Restate the entries below exactly, and keep all images out of the answer.

----

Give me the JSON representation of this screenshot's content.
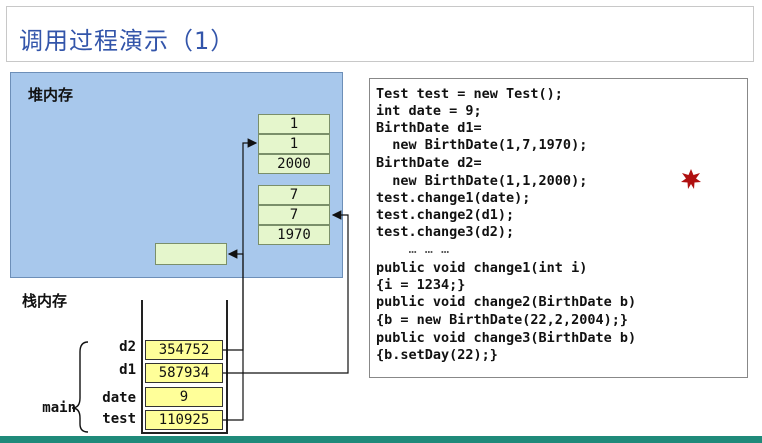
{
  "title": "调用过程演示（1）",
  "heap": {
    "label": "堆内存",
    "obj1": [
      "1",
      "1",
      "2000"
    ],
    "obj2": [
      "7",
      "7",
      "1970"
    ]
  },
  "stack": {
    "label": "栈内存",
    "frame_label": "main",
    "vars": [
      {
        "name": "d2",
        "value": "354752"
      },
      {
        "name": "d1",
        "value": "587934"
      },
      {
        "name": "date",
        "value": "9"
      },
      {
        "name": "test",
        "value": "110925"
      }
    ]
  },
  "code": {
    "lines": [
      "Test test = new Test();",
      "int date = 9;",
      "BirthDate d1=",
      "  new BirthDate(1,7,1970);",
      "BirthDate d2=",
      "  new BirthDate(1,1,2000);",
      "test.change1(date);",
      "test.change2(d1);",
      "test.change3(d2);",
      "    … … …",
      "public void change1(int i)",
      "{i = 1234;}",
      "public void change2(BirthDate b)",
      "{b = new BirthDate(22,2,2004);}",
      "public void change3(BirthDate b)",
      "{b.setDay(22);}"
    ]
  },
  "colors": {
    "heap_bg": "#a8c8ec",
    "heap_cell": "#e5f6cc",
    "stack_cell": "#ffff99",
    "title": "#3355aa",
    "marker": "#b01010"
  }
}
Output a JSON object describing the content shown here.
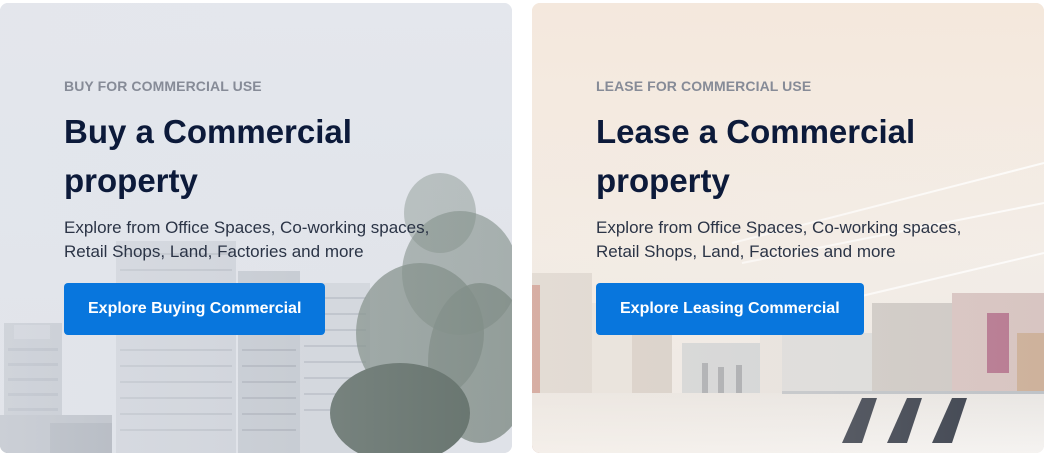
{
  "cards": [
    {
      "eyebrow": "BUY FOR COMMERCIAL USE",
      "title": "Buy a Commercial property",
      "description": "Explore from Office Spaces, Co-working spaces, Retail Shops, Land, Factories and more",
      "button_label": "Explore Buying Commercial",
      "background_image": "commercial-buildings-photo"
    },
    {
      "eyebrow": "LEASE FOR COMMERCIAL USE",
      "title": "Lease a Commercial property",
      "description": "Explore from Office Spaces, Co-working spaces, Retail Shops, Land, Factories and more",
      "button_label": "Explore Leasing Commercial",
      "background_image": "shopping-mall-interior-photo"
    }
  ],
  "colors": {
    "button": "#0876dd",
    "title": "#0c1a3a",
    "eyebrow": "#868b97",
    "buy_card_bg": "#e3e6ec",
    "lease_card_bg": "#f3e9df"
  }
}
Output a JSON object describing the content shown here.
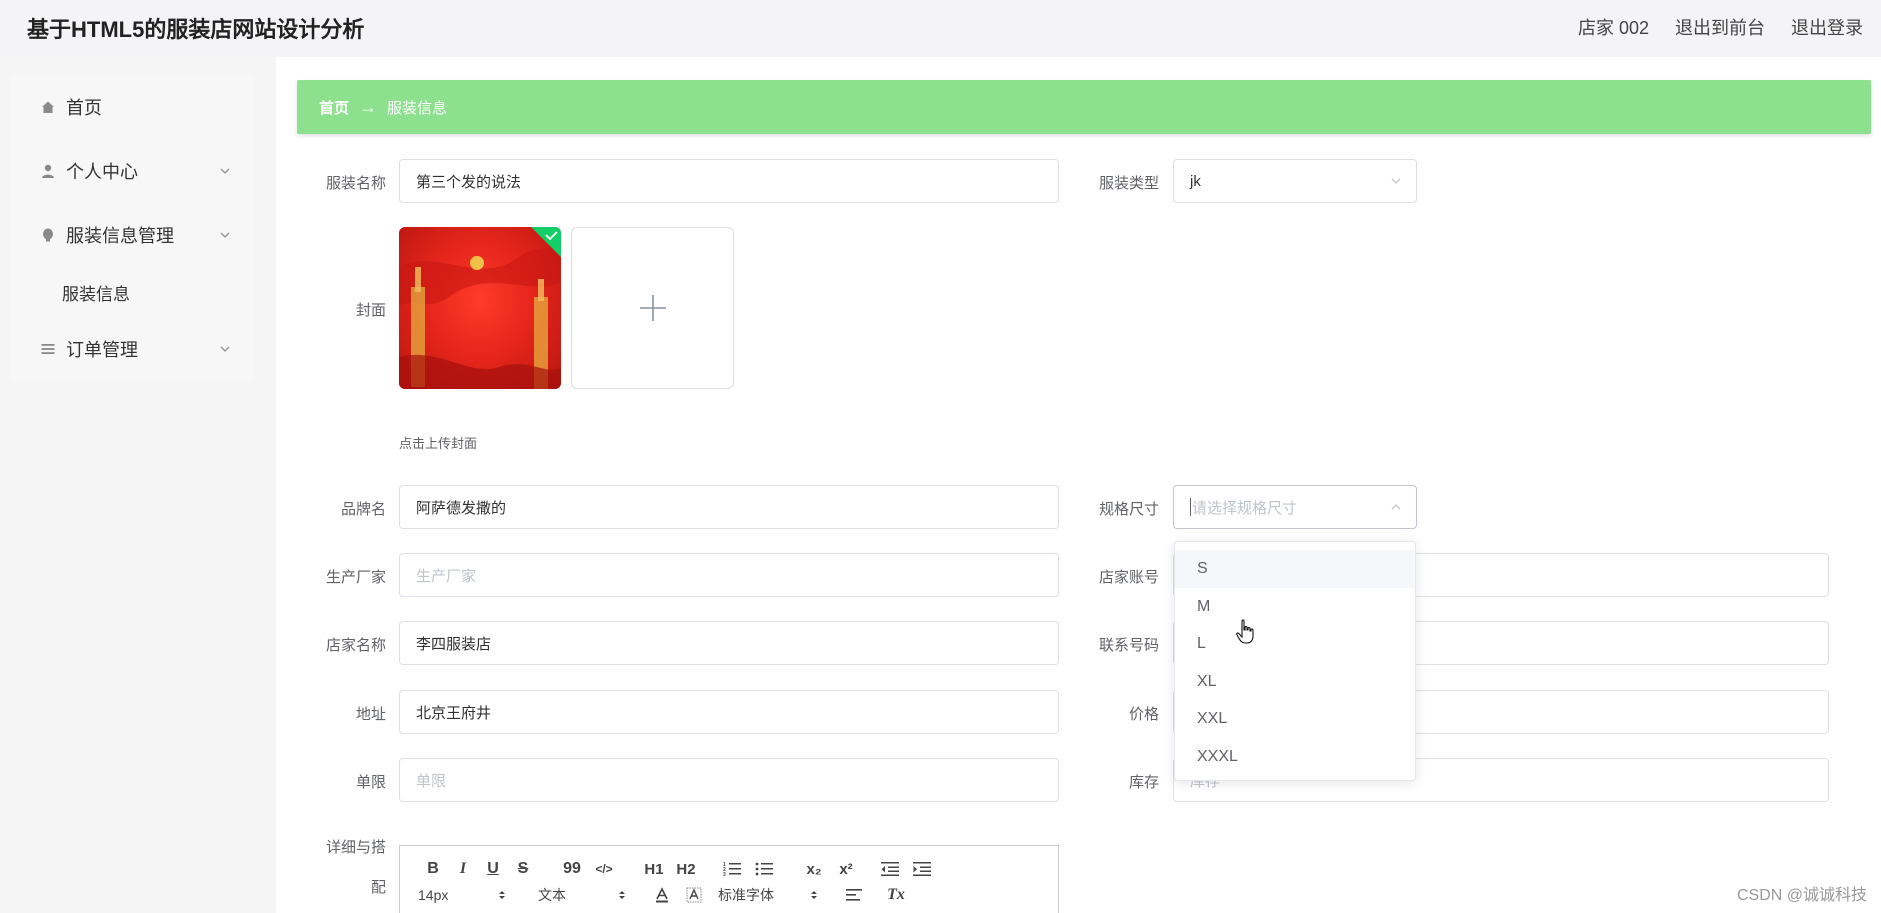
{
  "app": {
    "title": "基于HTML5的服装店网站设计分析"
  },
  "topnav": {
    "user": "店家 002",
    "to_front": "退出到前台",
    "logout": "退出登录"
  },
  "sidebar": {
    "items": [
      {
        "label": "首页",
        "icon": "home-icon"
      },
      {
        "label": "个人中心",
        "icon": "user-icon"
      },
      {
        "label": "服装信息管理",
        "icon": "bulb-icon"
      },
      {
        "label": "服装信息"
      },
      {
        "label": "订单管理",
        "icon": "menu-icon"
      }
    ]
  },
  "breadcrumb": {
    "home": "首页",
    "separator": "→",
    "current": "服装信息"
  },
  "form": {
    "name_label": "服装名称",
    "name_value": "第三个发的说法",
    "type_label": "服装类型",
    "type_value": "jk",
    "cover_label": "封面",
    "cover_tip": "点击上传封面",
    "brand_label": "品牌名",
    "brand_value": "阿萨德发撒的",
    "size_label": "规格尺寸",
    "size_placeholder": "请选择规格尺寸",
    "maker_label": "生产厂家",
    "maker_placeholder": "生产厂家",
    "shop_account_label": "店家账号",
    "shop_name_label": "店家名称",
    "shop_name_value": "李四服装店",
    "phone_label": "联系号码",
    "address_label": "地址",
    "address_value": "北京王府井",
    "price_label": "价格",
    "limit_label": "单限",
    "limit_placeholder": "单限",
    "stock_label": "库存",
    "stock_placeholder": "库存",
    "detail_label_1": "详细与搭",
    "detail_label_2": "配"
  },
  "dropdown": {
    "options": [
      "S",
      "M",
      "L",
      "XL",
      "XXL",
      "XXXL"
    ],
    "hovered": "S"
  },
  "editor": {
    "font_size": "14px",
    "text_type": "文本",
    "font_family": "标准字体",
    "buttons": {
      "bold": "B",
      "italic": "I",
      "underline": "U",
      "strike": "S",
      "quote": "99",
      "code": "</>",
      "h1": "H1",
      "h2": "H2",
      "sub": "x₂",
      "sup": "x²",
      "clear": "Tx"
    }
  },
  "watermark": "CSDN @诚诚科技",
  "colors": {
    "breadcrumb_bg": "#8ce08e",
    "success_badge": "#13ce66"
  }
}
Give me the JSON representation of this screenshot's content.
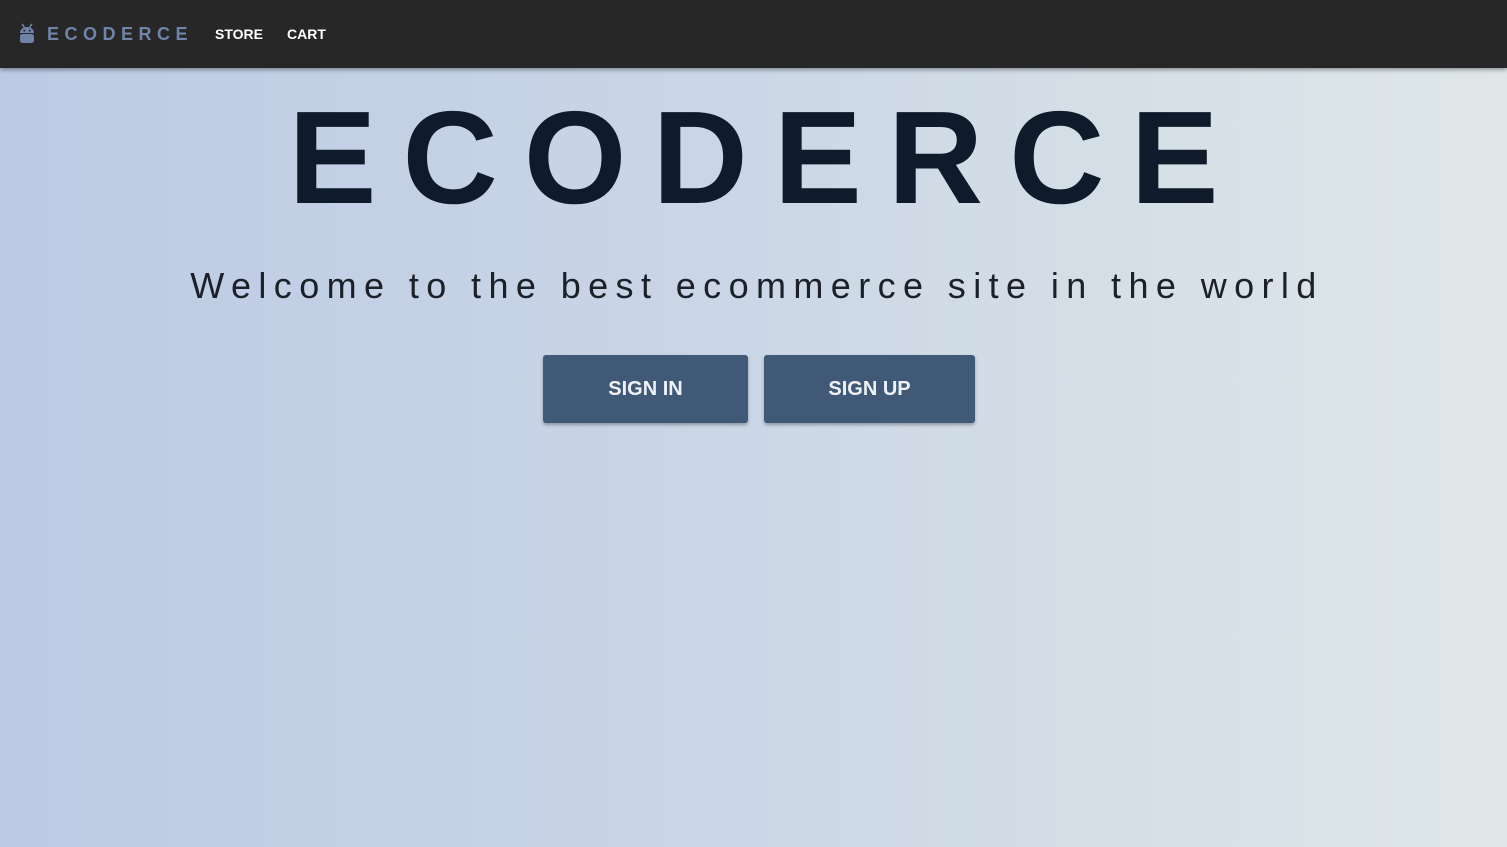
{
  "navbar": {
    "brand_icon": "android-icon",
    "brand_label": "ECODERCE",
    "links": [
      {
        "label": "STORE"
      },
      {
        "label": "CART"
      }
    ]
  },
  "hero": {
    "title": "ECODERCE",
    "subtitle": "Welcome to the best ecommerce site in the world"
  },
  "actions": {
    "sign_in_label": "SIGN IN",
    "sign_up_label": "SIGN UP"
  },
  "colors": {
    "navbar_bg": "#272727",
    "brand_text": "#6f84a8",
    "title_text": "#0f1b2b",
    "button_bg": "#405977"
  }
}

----

▶ _TASK RESPONSE_:
Give me the JSON representation of this screenshot's content.
{
  "title": "调用过程演示（1）",
  "heap": {
    "label": "堆内存",
    "obj1": [
      "1",
      "1",
      "2000"
    ],
    "obj2": [
      "7",
      "7",
      "1970"
    ]
  },
  "stack": {
    "label": "栈内存",
    "frame_label": "main",
    "vars": [
      {
        "name": "d2",
        "value": "354752"
      },
      {
        "name": "d1",
        "value": "587934"
      },
      {
        "name": "date",
        "value": "9"
      },
      {
        "name": "test",
        "value": "110925"
      }
    ]
  },
  "code": {
    "lines": [
      "Test test = new Test();",
      "int date = 9;",
      "BirthDate d1=",
      "  new BirthDate(1,7,1970);",
      "BirthDate d2=",
      "  new BirthDate(1,1,2000);",
      "test.change1(date);",
      "test.change2(d1);",
      "test.change3(d2);",
      "    … … …",
      "public void change1(int i)",
      "{i = 1234;}",
      "public void change2(BirthDate b)",
      "{b = new BirthDate(22,2,2004);}",
      "public void change3(BirthDate b)",
      "{b.setDay(22);}"
    ]
  },
  "colors": {
    "heap_bg": "#a8c8ec",
    "heap_cell": "#e5f6cc",
    "stack_cell": "#ffff99",
    "title": "#3355aa",
    "marker": "#b01010"
  }
}
Output a JSON object describing the content shown here.
{
  "cards": [
    {
      "eyebrow": "BUY FOR COMMERCIAL USE",
      "title": "Buy a Commercial property",
      "description": "Explore from Office Spaces, Co-working spaces, Retail Shops, Land, Factories and more",
      "button_label": "Explore Buying Commercial",
      "background_image": "commercial-buildings-photo"
    },
    {
      "eyebrow": "LEASE FOR COMMERCIAL USE",
      "title": "Lease a Commercial property",
      "description": "Explore from Office Spaces, Co-working spaces, Retail Shops, Land, Factories and more",
      "button_label": "Explore Leasing Commercial",
      "background_image": "shopping-mall-interior-photo"
    }
  ],
  "colors": {
    "button": "#0876dd",
    "title": "#0c1a3a",
    "eyebrow": "#868b97",
    "buy_card_bg": "#e3e6ec",
    "lease_card_bg": "#f3e9df"
  }
}
Output a JSON object describing the content shown here.
{
  "app": {
    "title": "基于HTML5的服装店网站设计分析"
  },
  "topnav": {
    "user": "店家 002",
    "to_front": "退出到前台",
    "logout": "退出登录"
  },
  "sidebar": {
    "items": [
      {
        "label": "首页",
        "icon": "home-icon"
      },
      {
        "label": "个人中心",
        "icon": "user-icon"
      },
      {
        "label": "服装信息管理",
        "icon": "bulb-icon"
      },
      {
        "label": "服装信息"
      },
      {
        "label": "订单管理",
        "icon": "menu-icon"
      }
    ]
  },
  "breadcrumb": {
    "home": "首页",
    "separator": "→",
    "current": "服装信息"
  },
  "form": {
    "name_label": "服装名称",
    "name_value": "第三个发的说法",
    "type_label": "服装类型",
    "type_value": "jk",
    "cover_label": "封面",
    "cover_tip": "点击上传封面",
    "brand_label": "品牌名",
    "brand_value": "阿萨德发撒的",
    "size_label": "规格尺寸",
    "size_placeholder": "请选择规格尺寸",
    "maker_label": "生产厂家",
    "maker_placeholder": "生产厂家",
    "shop_account_label": "店家账号",
    "shop_name_label": "店家名称",
    "shop_name_value": "李四服装店",
    "phone_label": "联系号码",
    "address_label": "地址",
    "address_value": "北京王府井",
    "price_label": "价格",
    "limit_label": "单限",
    "limit_placeholder": "单限",
    "stock_label": "库存",
    "stock_placeholder": "库存",
    "detail_label_1": "详细与搭",
    "detail_label_2": "配"
  },
  "dropdown": {
    "options": [
      "S",
      "M",
      "L",
      "XL",
      "XXL",
      "XXXL"
    ],
    "hovered": "S"
  },
  "editor": {
    "font_size": "14px",
    "text_type": "文本",
    "font_family": "标准字体",
    "buttons": {
      "bold": "B",
      "italic": "I",
      "underline": "U",
      "strike": "S",
      "quote": "99",
      "code": "</>",
      "h1": "H1",
      "h2": "H2",
      "sub": "x₂",
      "sup": "x²",
      "clear": "Tx"
    }
  },
  "watermark": "CSDN @诚诚科技",
  "colors": {
    "breadcrumb_bg": "#8ce08e",
    "success_badge": "#13ce66"
  }
}
Give me the JSON representation of this screenshot's content.
{
  "navbar": {
    "brand_icon": "android-icon",
    "brand_label": "ECODERCE",
    "links": [
      {
        "label": "STORE"
      },
      {
        "label": "CART"
      }
    ]
  },
  "hero": {
    "title": "ECODERCE",
    "subtitle": "Welcome to the best ecommerce site in the world"
  },
  "actions": {
    "sign_in_label": "SIGN IN",
    "sign_up_label": "SIGN UP"
  },
  "colors": {
    "navbar_bg": "#272727",
    "brand_text": "#6f84a8",
    "title_text": "#0f1b2b",
    "button_bg": "#405977"
  }
}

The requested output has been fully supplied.